→ Problem to work on
All of these records need to be duplicated exactly.

→ Data records
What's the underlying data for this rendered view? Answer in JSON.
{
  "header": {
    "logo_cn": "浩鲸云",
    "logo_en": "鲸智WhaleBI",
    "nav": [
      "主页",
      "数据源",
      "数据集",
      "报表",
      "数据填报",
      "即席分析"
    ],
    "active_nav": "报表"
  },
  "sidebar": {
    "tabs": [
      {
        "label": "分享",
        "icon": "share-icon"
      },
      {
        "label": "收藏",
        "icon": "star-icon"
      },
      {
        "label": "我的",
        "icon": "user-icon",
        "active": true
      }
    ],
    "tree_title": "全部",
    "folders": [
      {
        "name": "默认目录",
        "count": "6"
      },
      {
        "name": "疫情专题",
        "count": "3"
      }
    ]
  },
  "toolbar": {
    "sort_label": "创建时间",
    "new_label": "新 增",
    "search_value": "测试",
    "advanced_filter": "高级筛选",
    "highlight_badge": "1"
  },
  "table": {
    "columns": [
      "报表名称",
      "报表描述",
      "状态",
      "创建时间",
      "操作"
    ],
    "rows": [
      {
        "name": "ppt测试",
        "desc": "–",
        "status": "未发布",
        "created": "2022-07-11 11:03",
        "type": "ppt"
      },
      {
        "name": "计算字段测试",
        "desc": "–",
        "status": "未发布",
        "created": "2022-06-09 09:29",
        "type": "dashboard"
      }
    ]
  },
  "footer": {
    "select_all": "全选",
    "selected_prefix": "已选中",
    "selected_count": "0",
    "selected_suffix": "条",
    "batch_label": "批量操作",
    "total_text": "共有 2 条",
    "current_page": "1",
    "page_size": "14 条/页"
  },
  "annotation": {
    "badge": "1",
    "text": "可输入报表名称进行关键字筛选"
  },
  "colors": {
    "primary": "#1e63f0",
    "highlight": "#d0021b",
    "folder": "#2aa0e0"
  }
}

→ Output below
What's the underlying data for this rendered view? Answer in JSON.
{
  "header": {
    "logo_cn": "浩鲸云",
    "logo_en": "鲸智WhaleBI",
    "nav": [
      "主页",
      "数据源",
      "数据集",
      "报表",
      "数据填报",
      "即席分析"
    ],
    "active_nav": "报表"
  },
  "sidebar": {
    "tabs": [
      {
        "label": "分享",
        "icon": "share-icon"
      },
      {
        "label": "收藏",
        "icon": "star-icon"
      },
      {
        "label": "我的",
        "icon": "user-icon",
        "active": true
      }
    ],
    "tree_title": "全部",
    "folders": [
      {
        "name": "默认目录",
        "count": "6"
      },
      {
        "name": "疫情专题",
        "count": "3"
      }
    ]
  },
  "toolbar": {
    "sort_label": "创建时间",
    "new_label": "新 增",
    "search_value": "测试",
    "advanced_filter": "高级筛选",
    "highlight_badge": "1"
  },
  "table": {
    "columns": [
      "报表名称",
      "报表描述",
      "状态",
      "创建时间",
      "操作"
    ],
    "rows": [
      {
        "name": "ppt测试",
        "desc": "–",
        "status": "未发布",
        "created": "2022-07-11 11:03",
        "type": "ppt"
      },
      {
        "name": "计算字段测试",
        "desc": "–",
        "status": "未发布",
        "created": "2022-06-09 09:29",
        "type": "dashboard"
      }
    ]
  },
  "footer": {
    "select_all": "全选",
    "selected_prefix": "已选中",
    "selected_count": "0",
    "selected_suffix": "条",
    "batch_label": "批量操作",
    "total_text": "共有 2 条",
    "current_page": "1",
    "page_size": "14 条/页"
  },
  "annotation": {
    "badge": "1",
    "text": "可输入报表名称进行关键字筛选"
  },
  "colors": {
    "primary": "#1e63f0",
    "highlight": "#d0021b",
    "folder": "#2aa0e0"
  }
}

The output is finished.